By JOSH FRIEDMAN
The cost of San Luis Obispo County’s animal shelter project has soared from more than $13 million to approximately $20 million, resulting in increases in the amount of funds individual cities must contribute. [New Times]
In 2015, the SLO County Board of Supervisors decided it would not be cost effective to make further investments in the county’s currently dilapidated animal shelter, which was constructed around 1975. County and city officials reached a cost-sharing agreement, which the cities of Atascadero and Paso Robles backed out of but later rejoined.
As part of the deal that lured the two North County cities back into the agreement, SLO County promised a $1 million discount on project costs.
But, the two bids the county recently received from contractors came in higher than expected. As a result, the county is asking all seven cities participating in the project to approve amendments to the cost-sharing agreement, which will raise their annual payments by about 50 percent.
Under the agreement, the cities that have the highest demand for animal services pay the most. Paso Robles has the highest share of the project cost among cities, followed by Atascadero and San Luis Obispo.
The Paso Robles City Council approved the increase to its share of the project cost at its Nov. 5 meeting. The city’s annual portion of the project cost will now increase by $61,816, from $139,097 to $200,913, according to a city staff report.
Paso Robles Mayor Steve Martin said it is no longer cost-effective to look for an alternative to the county animal shelter project.
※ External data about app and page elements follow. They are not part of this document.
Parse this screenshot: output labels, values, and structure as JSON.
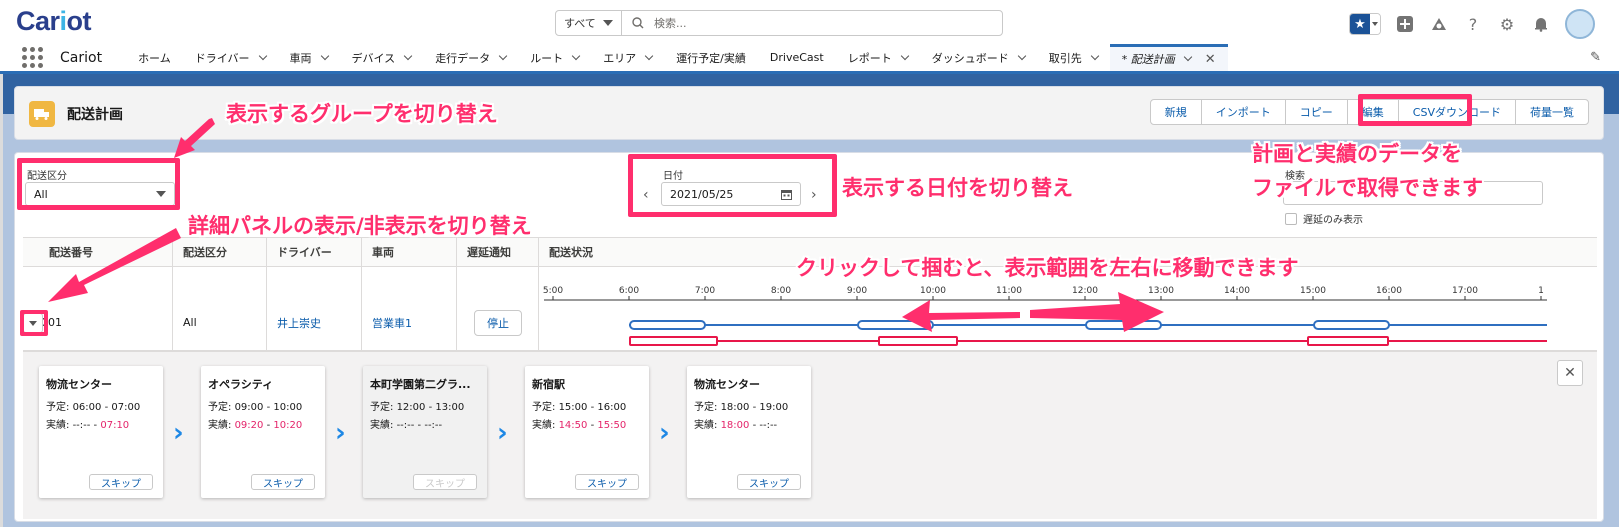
{
  "header": {
    "logo": "Cariot",
    "search_scope": "すべて",
    "search_placeholder": "検索..."
  },
  "nav": {
    "app_name": "Cariot",
    "items": [
      {
        "label": "ホーム",
        "has_menu": false
      },
      {
        "label": "ドライバー",
        "has_menu": true
      },
      {
        "label": "車両",
        "has_menu": true
      },
      {
        "label": "デバイス",
        "has_menu": true
      },
      {
        "label": "走行データ",
        "has_menu": true
      },
      {
        "label": "ルート",
        "has_menu": true
      },
      {
        "label": "エリア",
        "has_menu": true
      },
      {
        "label": "運行予定/実績",
        "has_menu": false
      },
      {
        "label": "DriveCast",
        "has_menu": false
      },
      {
        "label": "レポート",
        "has_menu": true
      },
      {
        "label": "ダッシュボード",
        "has_menu": true
      },
      {
        "label": "取引先",
        "has_menu": true
      }
    ],
    "active_tab": "* 配送計画"
  },
  "page": {
    "title": "配送計画",
    "buttons": [
      "新規",
      "インポート",
      "コピー",
      "編集",
      "CSVダウンロード",
      "荷量一覧"
    ]
  },
  "filters": {
    "category_label": "配送区分",
    "category_value": "All",
    "date_label": "日付",
    "date_value": "2021/05/25",
    "search_label": "検索",
    "late_only_label": "遅延のみ表示"
  },
  "table": {
    "headers": [
      "配送番号",
      "配送区分",
      "ドライバー",
      "車両",
      "遅延通知",
      "配送状況"
    ],
    "row": {
      "number": "001",
      "category": "All",
      "driver": "井上崇史",
      "vehicle": "営業車1",
      "stop_label": "停止"
    },
    "timeline_ticks": [
      "5:00",
      "6:00",
      "7:00",
      "8:00",
      "9:00",
      "10:00",
      "11:00",
      "12:00",
      "13:00",
      "14:00",
      "15:00",
      "16:00",
      "17:00",
      "1"
    ]
  },
  "stops": [
    {
      "name": "物流センター",
      "plan_label": "予定:",
      "plan_start": "06:00",
      "plan_end": "07:00",
      "actual_label": "実績:",
      "actual_start": "--:--",
      "actual_end": "07:10",
      "skip": "スキップ",
      "disabled": false
    },
    {
      "name": "オペラシティ",
      "plan_label": "予定:",
      "plan_start": "09:00",
      "plan_end": "10:00",
      "actual_label": "実績:",
      "actual_start": "09:20",
      "actual_end": "10:20",
      "skip": "スキップ",
      "disabled": false
    },
    {
      "name": "本町学園第二グラ...",
      "plan_label": "予定:",
      "plan_start": "12:00",
      "plan_end": "13:00",
      "actual_label": "実績:",
      "actual_start": "--:--",
      "actual_end": "--:--",
      "skip": "スキップ",
      "disabled": true
    },
    {
      "name": "新宿駅",
      "plan_label": "予定:",
      "plan_start": "15:00",
      "plan_end": "16:00",
      "actual_label": "実績:",
      "actual_start": "14:50",
      "actual_end": "15:50",
      "skip": "スキップ",
      "disabled": false
    },
    {
      "name": "物流センター",
      "plan_label": "予定:",
      "plan_start": "18:00",
      "plan_end": "19:00",
      "actual_label": "実績:",
      "actual_start": "18:00",
      "actual_end": "--:--",
      "skip": "スキップ",
      "disabled": false
    }
  ],
  "annotations": {
    "group": "表示するグループを切り替え",
    "date": "表示する日付を切り替え",
    "detail": "詳細パネルの表示/非表示を切り替え",
    "csv_line1": "計画と実績のデータを",
    "csv_line2": "ファイルで取得できます",
    "drag": "クリックして掴むと、表示範囲を左右に移動できます"
  },
  "colors": {
    "brand": "#1b5297",
    "annotation": "#ff2e6d",
    "plan_bar": "#2f6fc0",
    "actual_bar": "#e8174a",
    "link": "#0b5cab"
  }
}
Officials attribute the project cost increase to high demand statewide for design and construction of infrastructure projects, as well as a labor shortage and tariffs on building materials. Also, the county discovered the site of the project, which is near the current shelter off of Highway 1 on Oklahoma Road, has the same soil stability issues that have plagued the existing facility.